┌──
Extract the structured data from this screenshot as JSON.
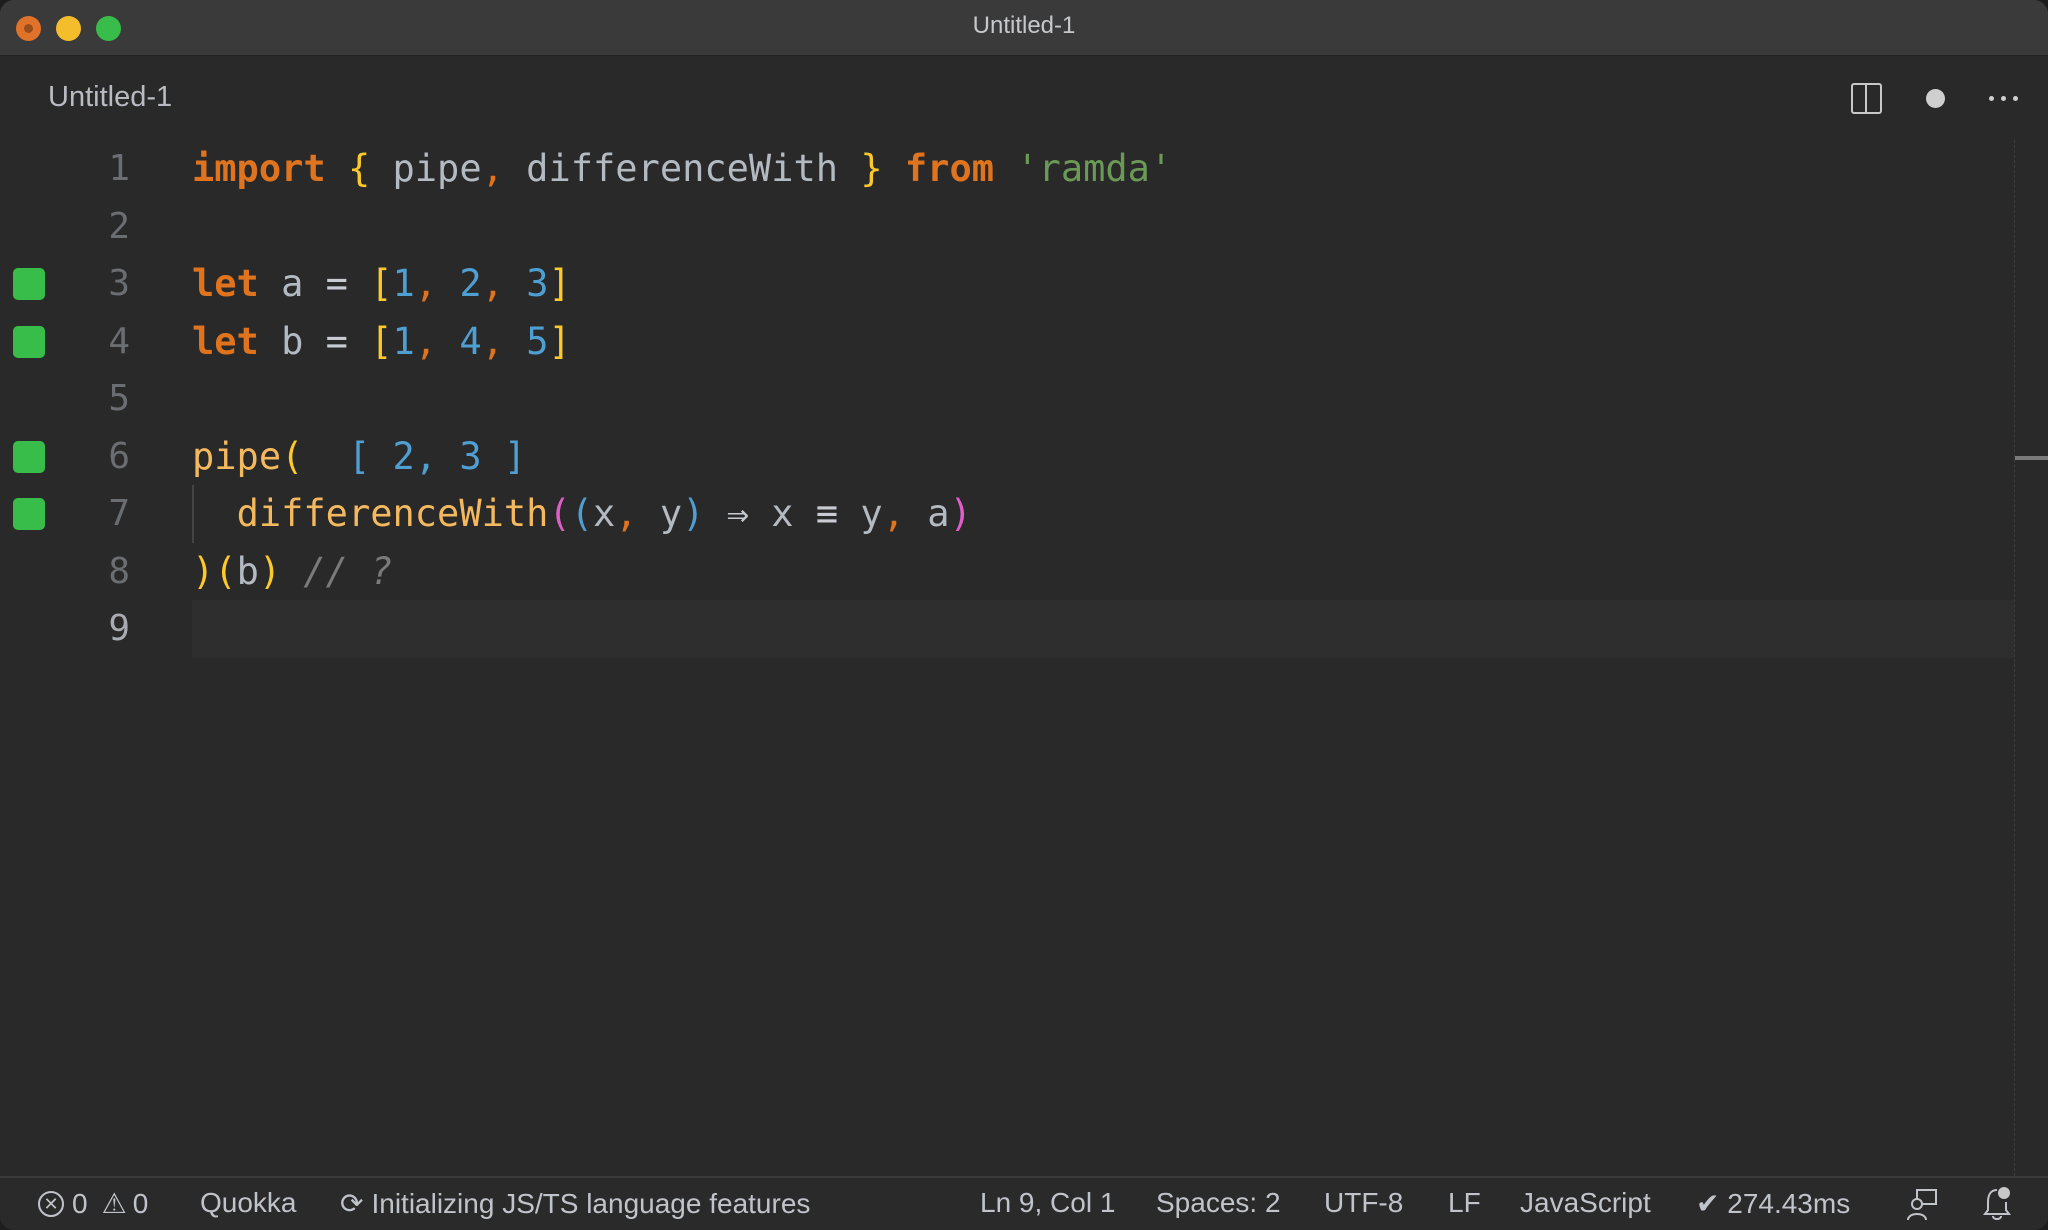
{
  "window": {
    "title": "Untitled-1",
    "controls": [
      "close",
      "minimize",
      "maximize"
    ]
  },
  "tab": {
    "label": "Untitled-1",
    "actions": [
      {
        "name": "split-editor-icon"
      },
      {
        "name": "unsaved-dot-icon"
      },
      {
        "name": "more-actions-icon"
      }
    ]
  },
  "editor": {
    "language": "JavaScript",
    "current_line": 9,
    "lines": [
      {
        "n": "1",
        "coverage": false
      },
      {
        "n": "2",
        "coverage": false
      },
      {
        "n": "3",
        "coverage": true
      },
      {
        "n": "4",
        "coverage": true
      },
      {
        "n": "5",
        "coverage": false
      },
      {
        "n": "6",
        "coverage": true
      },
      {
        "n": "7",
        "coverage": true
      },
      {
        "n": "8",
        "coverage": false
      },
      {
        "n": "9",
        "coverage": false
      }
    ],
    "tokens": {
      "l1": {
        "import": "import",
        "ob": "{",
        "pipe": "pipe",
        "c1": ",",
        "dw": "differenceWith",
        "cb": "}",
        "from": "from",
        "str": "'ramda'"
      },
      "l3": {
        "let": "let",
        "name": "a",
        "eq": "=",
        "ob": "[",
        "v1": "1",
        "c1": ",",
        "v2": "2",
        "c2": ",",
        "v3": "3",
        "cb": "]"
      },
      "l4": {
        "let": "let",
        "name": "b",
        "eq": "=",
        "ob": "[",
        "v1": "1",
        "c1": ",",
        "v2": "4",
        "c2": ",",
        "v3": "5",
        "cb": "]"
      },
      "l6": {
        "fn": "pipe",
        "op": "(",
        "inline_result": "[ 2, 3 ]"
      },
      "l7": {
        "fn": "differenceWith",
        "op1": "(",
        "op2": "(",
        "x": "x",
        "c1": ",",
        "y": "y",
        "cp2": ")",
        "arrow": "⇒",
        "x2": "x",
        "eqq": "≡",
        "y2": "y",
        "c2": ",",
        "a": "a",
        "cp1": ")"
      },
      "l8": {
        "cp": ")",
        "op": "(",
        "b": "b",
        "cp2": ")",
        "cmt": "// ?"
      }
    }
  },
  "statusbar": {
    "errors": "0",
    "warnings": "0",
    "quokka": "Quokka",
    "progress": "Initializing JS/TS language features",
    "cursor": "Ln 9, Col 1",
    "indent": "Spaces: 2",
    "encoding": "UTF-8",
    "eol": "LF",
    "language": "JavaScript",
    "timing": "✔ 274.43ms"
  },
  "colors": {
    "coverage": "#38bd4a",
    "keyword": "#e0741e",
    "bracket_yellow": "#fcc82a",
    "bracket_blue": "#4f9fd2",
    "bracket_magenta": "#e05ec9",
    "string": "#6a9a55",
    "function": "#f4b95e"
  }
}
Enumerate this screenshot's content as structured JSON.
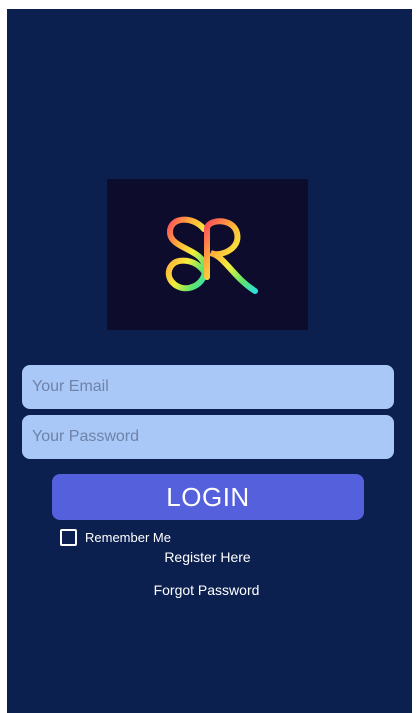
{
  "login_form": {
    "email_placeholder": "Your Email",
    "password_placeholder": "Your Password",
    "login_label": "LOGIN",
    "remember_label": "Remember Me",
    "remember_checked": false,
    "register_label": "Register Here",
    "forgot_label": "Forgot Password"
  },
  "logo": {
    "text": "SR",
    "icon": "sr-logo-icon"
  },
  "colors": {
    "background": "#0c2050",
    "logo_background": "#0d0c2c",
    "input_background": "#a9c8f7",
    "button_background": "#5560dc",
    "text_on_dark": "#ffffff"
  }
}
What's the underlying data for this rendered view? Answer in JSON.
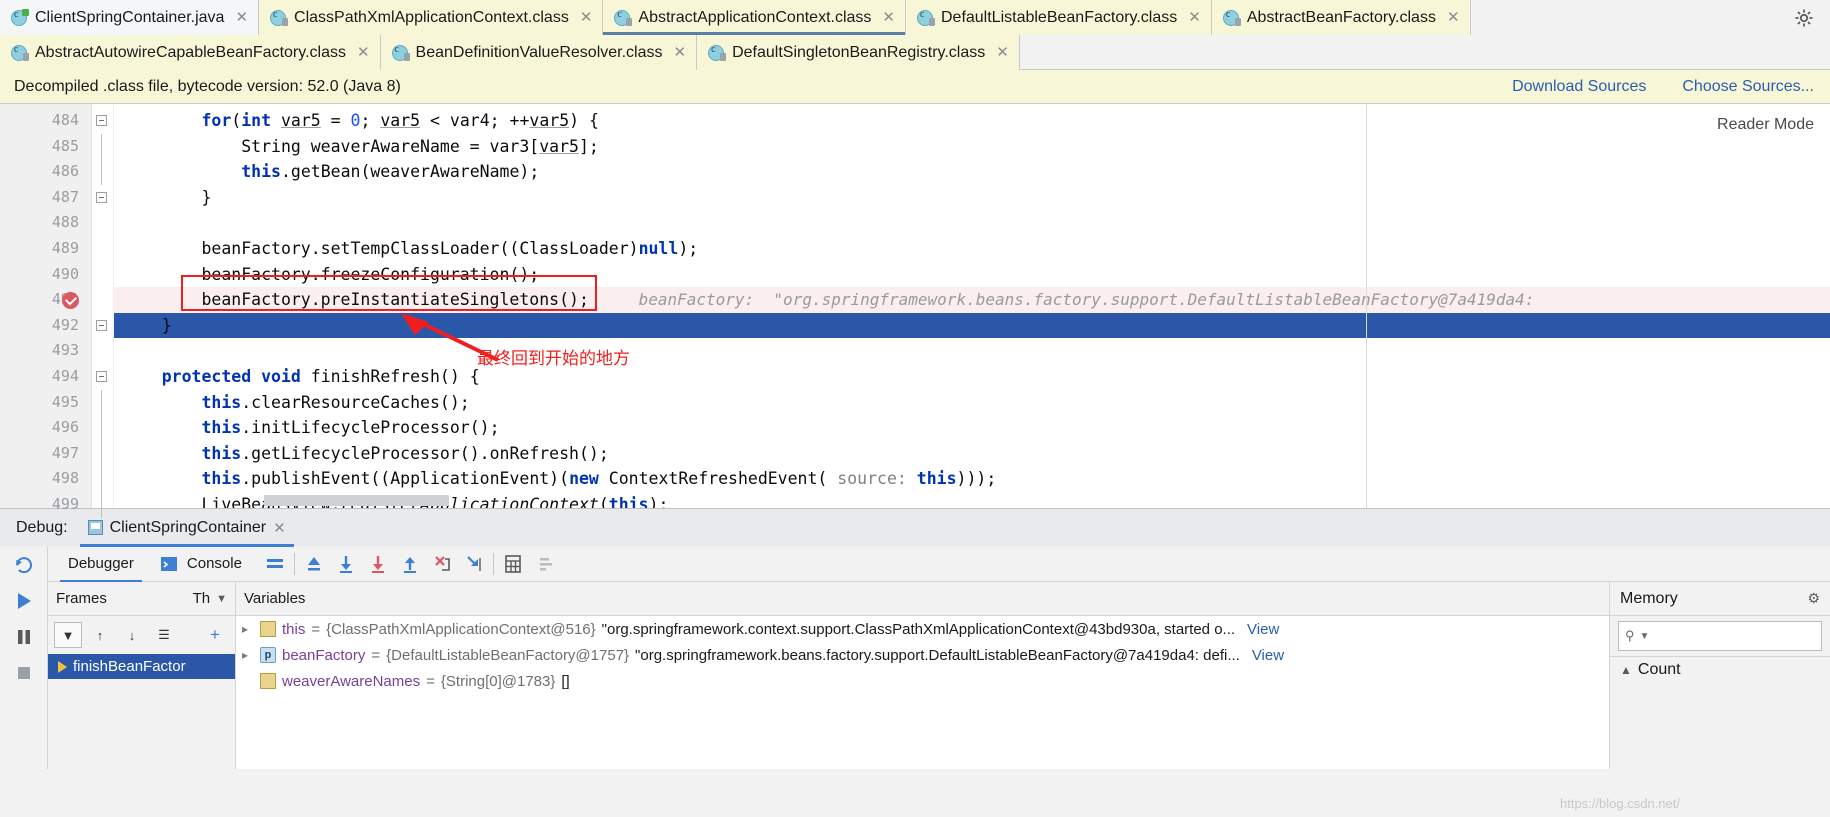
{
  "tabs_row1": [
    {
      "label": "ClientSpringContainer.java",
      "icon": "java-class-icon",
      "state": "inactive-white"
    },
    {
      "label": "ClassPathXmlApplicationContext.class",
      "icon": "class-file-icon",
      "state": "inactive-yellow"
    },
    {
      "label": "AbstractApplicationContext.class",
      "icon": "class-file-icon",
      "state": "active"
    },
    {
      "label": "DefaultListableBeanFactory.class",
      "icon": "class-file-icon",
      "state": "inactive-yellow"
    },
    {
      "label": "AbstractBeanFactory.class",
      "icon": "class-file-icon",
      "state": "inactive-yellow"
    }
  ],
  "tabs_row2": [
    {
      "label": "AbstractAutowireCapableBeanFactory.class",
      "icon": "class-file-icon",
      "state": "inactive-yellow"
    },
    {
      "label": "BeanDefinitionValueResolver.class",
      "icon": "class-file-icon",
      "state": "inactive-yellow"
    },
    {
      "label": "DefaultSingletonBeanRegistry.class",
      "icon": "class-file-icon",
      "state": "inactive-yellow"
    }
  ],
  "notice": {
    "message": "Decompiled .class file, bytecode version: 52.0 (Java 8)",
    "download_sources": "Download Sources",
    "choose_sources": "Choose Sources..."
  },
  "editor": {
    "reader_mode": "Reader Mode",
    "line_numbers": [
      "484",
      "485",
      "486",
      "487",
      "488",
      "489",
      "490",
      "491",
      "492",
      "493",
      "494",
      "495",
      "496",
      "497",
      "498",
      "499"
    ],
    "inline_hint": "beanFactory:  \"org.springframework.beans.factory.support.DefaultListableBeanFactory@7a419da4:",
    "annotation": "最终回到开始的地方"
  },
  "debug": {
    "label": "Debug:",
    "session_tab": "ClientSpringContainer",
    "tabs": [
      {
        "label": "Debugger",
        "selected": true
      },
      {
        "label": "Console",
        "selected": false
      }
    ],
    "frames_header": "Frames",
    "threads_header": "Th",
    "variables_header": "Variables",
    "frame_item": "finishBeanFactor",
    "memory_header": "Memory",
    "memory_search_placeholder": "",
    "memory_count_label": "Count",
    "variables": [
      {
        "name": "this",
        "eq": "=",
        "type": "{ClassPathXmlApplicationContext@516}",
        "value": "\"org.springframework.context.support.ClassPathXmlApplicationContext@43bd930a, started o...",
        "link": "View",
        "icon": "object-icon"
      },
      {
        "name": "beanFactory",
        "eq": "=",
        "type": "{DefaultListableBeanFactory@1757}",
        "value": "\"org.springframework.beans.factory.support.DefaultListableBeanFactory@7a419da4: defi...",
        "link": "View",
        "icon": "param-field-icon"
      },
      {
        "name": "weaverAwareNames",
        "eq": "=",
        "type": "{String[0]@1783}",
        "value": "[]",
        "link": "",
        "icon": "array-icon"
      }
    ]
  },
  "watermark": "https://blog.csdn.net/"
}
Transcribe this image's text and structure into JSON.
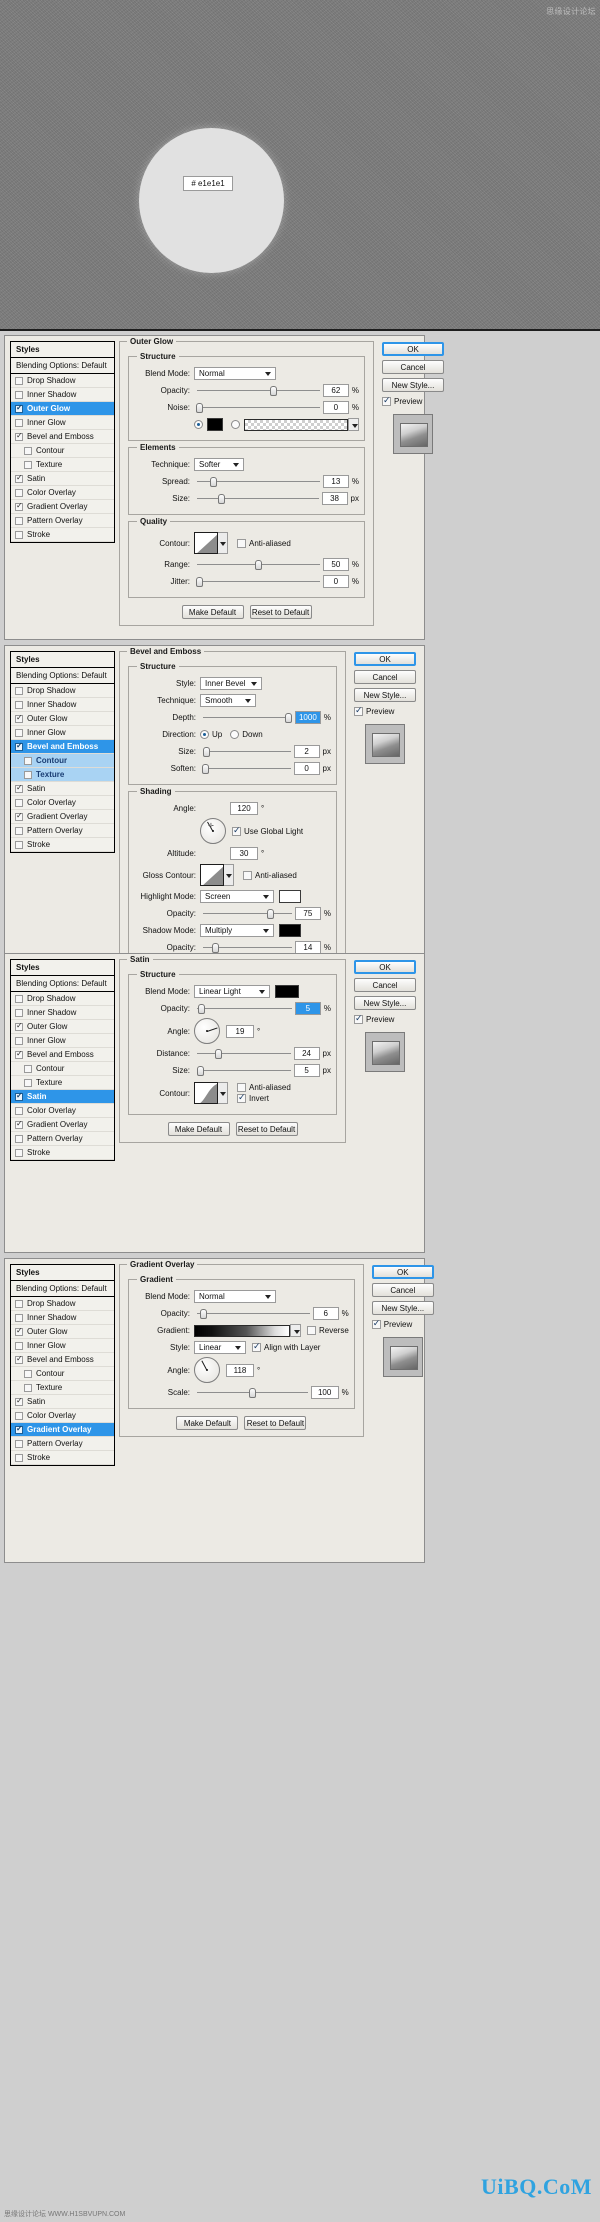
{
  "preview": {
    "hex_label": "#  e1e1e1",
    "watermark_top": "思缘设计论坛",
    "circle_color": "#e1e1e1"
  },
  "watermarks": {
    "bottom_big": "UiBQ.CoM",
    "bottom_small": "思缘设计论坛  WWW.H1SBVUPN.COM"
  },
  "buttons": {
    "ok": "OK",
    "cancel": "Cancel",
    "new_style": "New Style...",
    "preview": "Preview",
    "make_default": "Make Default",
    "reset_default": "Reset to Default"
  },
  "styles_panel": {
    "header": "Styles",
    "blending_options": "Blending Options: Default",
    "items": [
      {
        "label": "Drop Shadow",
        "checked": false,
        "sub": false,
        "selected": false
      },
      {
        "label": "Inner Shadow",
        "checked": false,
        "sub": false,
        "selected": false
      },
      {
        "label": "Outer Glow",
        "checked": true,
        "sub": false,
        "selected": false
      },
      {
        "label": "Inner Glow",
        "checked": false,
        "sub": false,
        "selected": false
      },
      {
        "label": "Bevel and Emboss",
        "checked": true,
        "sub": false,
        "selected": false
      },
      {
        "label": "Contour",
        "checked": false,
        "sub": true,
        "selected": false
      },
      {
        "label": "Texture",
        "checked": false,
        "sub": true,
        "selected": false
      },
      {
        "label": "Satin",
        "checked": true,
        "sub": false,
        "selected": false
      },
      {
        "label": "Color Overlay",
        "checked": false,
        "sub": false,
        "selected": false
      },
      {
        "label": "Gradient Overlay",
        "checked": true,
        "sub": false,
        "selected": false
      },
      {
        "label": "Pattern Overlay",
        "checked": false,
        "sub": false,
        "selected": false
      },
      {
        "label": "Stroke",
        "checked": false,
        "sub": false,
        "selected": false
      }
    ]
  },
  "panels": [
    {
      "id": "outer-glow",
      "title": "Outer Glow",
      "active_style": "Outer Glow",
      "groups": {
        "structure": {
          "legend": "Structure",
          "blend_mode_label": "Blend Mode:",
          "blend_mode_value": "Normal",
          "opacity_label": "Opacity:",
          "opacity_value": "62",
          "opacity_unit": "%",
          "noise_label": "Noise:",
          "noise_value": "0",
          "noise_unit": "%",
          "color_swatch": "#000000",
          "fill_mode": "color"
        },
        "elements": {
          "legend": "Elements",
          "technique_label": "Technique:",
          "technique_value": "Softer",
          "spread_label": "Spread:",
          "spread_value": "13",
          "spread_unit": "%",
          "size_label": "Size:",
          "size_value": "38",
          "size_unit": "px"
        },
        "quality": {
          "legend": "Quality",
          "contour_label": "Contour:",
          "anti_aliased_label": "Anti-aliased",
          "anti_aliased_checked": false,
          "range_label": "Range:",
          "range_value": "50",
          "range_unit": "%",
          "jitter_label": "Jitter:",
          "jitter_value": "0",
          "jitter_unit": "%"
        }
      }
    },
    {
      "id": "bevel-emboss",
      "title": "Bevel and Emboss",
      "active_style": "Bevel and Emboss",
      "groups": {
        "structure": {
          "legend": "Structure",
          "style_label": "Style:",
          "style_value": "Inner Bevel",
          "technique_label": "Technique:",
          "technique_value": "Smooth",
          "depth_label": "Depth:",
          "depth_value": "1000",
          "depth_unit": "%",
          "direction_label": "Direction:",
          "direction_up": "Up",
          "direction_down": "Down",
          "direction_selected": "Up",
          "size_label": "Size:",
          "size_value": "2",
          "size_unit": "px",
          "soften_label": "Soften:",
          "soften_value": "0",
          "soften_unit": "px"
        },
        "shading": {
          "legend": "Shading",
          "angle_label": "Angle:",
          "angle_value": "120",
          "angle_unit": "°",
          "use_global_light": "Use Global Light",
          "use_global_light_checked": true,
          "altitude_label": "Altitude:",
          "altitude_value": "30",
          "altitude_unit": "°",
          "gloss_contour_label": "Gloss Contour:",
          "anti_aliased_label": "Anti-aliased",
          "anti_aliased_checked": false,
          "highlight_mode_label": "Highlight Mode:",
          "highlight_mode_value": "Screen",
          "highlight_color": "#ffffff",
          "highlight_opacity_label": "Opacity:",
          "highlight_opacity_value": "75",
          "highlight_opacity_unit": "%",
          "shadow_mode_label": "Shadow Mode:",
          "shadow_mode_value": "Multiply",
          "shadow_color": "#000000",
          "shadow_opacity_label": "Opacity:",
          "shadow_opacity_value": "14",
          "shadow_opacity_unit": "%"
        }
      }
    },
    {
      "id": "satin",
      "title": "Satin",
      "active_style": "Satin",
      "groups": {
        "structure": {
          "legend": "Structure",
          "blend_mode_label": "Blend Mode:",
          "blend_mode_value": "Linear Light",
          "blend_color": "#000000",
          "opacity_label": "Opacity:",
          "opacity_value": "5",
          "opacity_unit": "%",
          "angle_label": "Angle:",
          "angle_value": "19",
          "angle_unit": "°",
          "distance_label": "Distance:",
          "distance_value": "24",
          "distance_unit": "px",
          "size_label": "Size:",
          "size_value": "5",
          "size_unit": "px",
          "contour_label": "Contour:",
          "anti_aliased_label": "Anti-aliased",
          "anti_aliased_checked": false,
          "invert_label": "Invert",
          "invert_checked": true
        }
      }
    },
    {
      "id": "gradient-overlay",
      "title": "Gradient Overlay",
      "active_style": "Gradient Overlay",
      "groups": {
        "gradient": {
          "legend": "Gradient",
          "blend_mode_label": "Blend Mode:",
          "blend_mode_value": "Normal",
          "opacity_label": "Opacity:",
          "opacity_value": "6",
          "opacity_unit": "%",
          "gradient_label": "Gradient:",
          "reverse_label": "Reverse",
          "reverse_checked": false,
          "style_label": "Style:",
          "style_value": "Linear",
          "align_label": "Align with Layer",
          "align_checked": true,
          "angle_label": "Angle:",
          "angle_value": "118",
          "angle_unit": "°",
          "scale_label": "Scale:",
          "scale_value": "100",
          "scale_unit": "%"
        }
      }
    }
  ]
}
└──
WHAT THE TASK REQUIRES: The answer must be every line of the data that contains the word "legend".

YOUR SOLUTION:
          "legend": "Structure",
          "legend": "Elements",
          "legend": "Quality",
          "legend": "Structure",
          "legend": "Shading",
          "legend": "Structure",
          "legend": "Gradient",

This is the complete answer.